Design Team: Ernesto Bartra, Jose Miranda, Edith Rojas. Beatriz Rodriguez
Constructor: Enrique Matellini Ingenieros E.I.R.L.
Area: 590.0 sqm
Year: 2010
Photographs: Juan Solano Ojasi

La Planicie House II / Oscar Gonzalez Moix

© Juan Solano

Architects: Oscar Gonzalez Moix
Location: ,
Design Team: Ernesto Bartra, Beatriz Rodríguez, Nicolás Moser
Constructor: Ing. Jose Luis Bustios
Area: 905.0 sqm
Year: 2012
Photographs: Juan Solano, Courtesy of Oscar Gonzalez Moix

VIDEO: 40 Years On, The Lessons of PREVI

The students of the MSArch in Landscape and Urbanism program at Woodbury University in San Diego have shared this video on Proyecto Experimental de Vivienda (PREVI): a late 1960s social housing experiment in Lima, , which, backed by the Peruvian government and the UN, involved the best social housing architects of the day.

The designs, part of the later, more humanist strain of modernism, were intended to allow families – who were used to holding complete control over the construction of their own homes – to appropriate the houses. However, they were also designed to imply how future construction might prevent the proliferation of chaos present in previous slums. The video asks how residents feel about their experimental homes today, questioning the success of this design strategy, 40 years after the project’s completion.

Find out more about the outcome of the PREVI experiment, after the break…

Billboard in Lima Harvests Drinking Water Out of Thin Air

The billboard reads “A panel that produces potable water out of air is ingenuity in action.” Courtesy of UTEC.

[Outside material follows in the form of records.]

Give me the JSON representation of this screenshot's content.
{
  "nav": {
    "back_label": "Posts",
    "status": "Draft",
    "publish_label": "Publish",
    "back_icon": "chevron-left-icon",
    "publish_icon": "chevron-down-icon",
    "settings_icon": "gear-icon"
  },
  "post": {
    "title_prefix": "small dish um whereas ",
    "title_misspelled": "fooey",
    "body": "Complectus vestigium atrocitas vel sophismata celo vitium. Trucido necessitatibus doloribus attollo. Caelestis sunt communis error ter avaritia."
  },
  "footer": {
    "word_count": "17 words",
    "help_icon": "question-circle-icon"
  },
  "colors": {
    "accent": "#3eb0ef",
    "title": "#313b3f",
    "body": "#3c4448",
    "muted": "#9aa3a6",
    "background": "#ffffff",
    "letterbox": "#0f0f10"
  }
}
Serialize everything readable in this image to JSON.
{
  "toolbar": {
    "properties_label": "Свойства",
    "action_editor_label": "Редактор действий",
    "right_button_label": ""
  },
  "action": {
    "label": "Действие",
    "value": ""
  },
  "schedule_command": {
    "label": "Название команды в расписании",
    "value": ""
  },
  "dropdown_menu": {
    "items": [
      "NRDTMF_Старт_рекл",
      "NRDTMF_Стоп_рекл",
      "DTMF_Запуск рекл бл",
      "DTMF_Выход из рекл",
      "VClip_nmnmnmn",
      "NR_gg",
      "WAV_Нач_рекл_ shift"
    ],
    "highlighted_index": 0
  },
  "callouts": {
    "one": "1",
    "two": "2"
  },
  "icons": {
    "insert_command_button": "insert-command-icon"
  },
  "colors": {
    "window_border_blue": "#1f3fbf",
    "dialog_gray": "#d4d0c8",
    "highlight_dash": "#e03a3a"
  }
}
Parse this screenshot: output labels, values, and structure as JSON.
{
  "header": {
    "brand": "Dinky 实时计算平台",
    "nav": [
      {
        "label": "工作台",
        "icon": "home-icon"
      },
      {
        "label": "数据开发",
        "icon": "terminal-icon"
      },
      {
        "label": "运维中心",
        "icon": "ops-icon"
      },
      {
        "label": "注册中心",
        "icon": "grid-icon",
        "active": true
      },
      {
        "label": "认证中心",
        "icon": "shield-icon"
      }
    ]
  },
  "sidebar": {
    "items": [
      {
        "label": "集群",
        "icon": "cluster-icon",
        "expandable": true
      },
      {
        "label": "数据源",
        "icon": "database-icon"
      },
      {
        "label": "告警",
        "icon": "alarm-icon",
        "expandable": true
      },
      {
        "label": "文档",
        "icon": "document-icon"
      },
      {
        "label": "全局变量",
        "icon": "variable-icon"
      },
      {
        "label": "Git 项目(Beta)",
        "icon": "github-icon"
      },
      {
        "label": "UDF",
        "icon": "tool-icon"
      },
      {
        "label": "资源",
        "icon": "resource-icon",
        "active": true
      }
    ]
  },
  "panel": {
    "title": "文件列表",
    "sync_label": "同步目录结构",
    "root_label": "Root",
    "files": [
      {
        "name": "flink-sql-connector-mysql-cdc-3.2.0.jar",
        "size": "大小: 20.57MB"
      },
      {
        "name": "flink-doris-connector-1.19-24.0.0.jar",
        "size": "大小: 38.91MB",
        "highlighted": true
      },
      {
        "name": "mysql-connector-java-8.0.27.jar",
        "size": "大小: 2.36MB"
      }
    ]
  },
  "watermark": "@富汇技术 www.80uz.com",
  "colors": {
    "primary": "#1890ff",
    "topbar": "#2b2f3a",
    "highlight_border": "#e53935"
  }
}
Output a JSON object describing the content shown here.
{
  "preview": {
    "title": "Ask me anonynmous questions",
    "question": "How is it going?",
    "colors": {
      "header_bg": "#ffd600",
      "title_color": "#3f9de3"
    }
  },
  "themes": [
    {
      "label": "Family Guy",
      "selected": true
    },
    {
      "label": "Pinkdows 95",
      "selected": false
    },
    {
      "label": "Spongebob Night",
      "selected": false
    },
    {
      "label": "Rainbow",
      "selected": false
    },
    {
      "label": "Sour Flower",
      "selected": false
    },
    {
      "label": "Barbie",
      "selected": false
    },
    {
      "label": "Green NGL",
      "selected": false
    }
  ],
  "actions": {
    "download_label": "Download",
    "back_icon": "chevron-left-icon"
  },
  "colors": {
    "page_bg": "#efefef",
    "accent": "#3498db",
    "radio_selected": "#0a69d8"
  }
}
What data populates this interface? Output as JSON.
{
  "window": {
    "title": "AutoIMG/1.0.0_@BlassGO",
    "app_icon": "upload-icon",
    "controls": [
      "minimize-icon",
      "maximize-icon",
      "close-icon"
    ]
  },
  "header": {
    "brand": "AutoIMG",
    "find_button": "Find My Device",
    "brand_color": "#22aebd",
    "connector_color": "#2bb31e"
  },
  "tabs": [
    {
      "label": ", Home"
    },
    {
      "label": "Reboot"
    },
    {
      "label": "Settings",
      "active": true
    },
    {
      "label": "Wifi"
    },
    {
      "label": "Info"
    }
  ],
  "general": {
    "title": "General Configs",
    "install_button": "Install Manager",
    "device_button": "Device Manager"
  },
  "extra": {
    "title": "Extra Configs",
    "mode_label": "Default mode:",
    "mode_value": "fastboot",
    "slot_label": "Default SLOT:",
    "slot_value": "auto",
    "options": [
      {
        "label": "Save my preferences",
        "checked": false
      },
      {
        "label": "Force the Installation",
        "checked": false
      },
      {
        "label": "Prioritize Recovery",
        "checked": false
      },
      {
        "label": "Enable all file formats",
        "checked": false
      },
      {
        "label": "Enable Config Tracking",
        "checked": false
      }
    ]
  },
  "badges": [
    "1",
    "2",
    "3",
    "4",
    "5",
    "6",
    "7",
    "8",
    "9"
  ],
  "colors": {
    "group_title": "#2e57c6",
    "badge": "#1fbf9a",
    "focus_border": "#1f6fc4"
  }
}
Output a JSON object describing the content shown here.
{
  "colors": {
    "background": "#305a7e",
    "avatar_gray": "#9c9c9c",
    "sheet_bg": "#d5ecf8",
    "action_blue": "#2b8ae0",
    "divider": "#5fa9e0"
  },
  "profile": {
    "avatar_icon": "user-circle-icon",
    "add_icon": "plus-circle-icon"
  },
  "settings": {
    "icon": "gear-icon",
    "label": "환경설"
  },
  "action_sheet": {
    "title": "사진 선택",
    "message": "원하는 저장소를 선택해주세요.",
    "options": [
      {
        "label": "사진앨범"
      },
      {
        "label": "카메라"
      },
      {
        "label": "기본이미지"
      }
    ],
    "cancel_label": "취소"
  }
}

According to the UN, about 60% of the world’s population will be living in cities within the next 8 years – a human migration that adds more and more strain on cities’ sanitation and resources. One of these many urban centers is Lima, Peru, the second largest desert capital in the world that receives less than 2 inches of rain a year. Despite its nearly nonexistent rainfall, has some of the highest atmospheric humidity anywhere – 98%.

The University of Engineering and Technology of Peru (UTEC) and an ad agency called Mayo DraftFCBand saw great opportunity in this invisible source of water and created a billboard that can capture this humidity and turn it into potable drinking water for nearby residents.

Read on to find out how it’s done.

Malecon Castilla House / David Mutal Arquitectos

© Gonzalo Cáceres

Architects: David Mutal Arquitectos
Location: Lima,
Area: 345 sqm
Year: 2011
Photographs: Gonzalo Cáceres

Barranco No. 436 / JSª

© Sebastián Castillo

Architects: JSª
Location: Barranco, , Perú
Team: Javier Sánchez, Irvine Torres, Francisco de la Concha, Eduardo Zambrano
Area: 540 sqm
Year: 2012
Photographs: Sebastián Castillo